Data records START
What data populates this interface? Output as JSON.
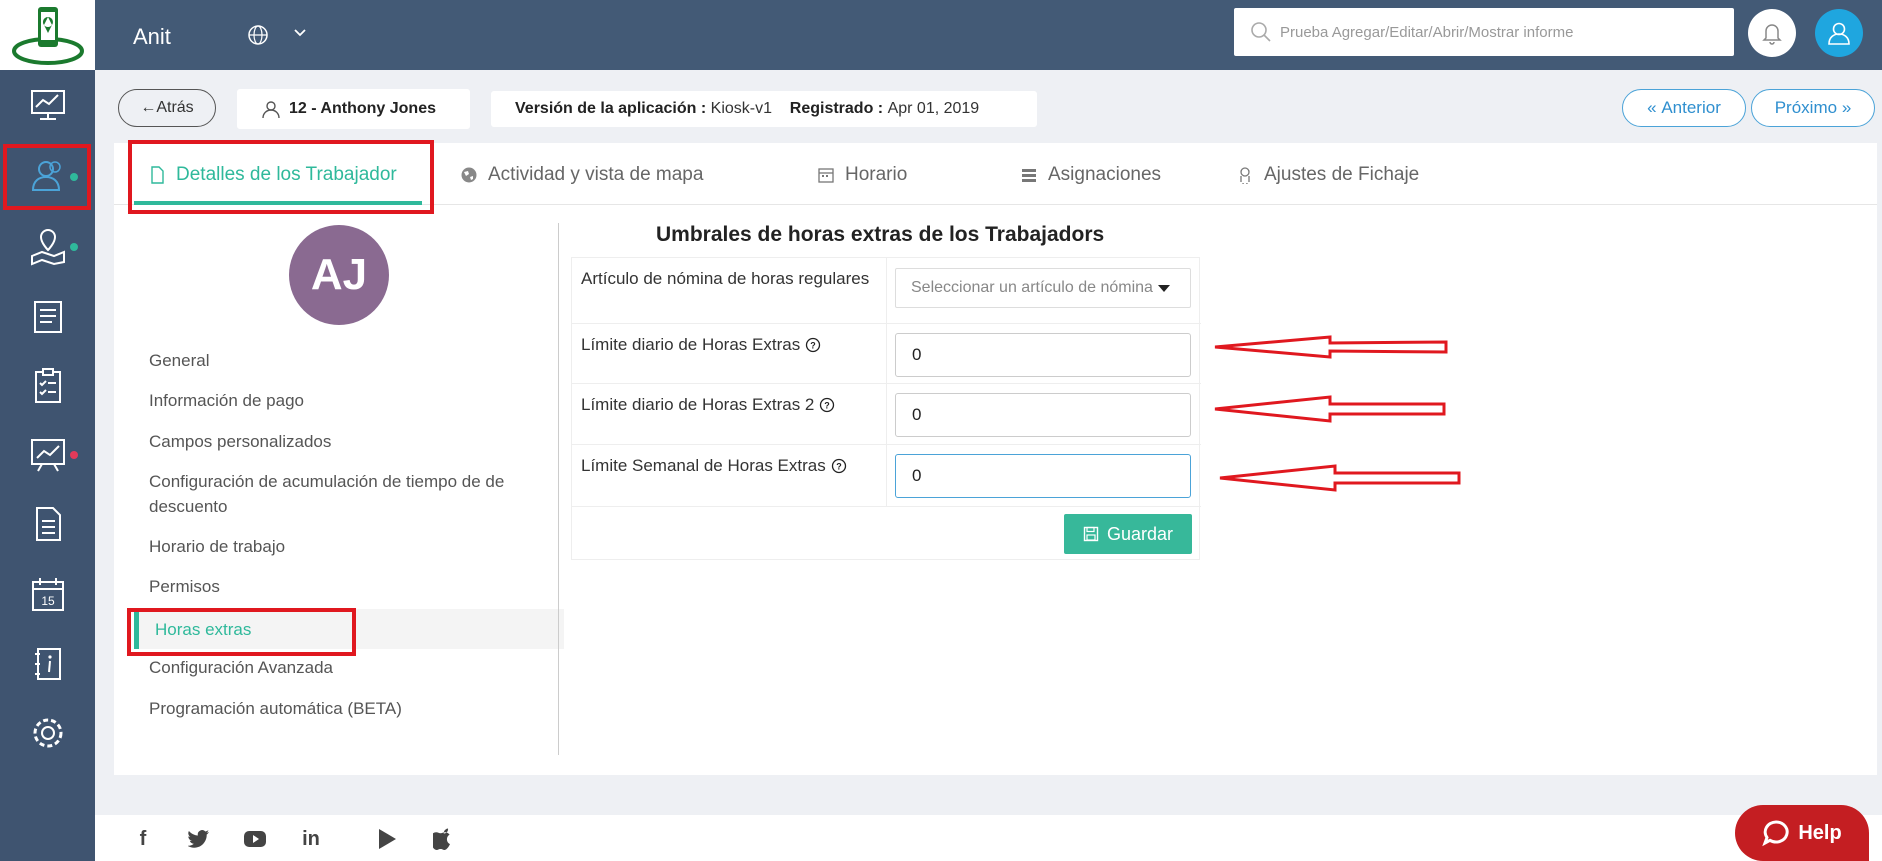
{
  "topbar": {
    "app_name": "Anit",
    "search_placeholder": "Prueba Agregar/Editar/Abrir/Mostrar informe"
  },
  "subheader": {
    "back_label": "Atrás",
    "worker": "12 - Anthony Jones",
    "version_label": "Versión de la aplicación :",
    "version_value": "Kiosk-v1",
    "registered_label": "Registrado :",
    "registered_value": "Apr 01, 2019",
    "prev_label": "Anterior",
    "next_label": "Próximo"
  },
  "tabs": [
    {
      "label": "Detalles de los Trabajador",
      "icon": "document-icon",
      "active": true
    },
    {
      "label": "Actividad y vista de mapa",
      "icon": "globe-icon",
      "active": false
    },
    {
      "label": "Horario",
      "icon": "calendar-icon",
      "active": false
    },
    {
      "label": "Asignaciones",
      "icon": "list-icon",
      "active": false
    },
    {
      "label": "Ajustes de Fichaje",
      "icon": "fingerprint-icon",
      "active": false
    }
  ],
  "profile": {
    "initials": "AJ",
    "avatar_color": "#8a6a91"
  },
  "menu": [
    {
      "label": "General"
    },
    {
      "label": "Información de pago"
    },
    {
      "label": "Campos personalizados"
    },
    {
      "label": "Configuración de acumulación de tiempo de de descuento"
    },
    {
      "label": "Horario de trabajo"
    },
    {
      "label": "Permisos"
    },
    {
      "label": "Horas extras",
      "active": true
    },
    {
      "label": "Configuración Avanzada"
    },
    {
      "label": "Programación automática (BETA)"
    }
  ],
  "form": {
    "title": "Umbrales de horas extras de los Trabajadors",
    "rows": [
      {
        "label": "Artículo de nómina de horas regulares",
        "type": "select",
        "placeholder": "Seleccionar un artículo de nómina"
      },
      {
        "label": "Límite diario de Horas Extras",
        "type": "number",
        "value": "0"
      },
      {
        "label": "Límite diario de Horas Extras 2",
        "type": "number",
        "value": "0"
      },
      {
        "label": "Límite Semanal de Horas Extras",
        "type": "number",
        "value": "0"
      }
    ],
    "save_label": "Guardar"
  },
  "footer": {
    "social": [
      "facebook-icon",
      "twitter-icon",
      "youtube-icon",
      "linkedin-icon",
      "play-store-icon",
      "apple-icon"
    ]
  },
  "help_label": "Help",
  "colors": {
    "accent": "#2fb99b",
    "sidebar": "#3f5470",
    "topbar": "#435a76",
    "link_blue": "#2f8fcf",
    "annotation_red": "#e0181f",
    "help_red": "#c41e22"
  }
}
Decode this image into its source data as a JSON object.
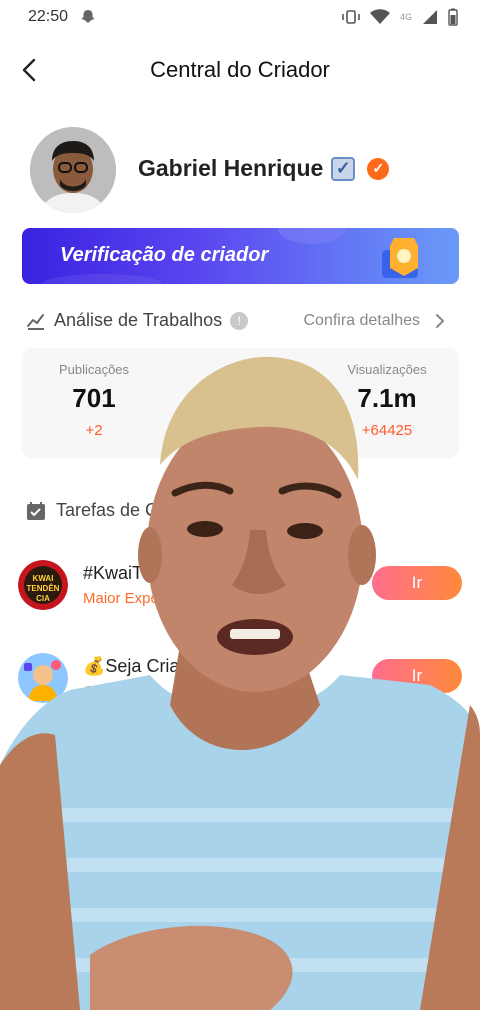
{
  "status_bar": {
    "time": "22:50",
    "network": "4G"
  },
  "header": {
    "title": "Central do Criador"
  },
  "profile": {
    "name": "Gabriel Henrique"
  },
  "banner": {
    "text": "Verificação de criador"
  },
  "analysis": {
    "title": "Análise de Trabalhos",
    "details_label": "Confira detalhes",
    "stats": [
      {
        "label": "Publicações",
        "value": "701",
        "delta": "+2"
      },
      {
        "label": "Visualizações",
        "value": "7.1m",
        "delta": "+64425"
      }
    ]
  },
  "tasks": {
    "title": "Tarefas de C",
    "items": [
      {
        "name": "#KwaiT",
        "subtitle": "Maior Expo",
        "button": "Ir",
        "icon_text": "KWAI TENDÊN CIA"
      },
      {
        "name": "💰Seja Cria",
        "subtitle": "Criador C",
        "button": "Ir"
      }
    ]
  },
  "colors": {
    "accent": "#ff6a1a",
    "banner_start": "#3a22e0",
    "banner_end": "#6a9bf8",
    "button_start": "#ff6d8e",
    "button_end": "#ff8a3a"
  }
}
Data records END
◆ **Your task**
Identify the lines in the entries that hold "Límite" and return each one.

◆ **Exercise answer**
        "label": "Límite diario de Horas Extras",
        "label": "Límite diario de Horas Extras 2",
        "label": "Límite Semanal de Horas Extras",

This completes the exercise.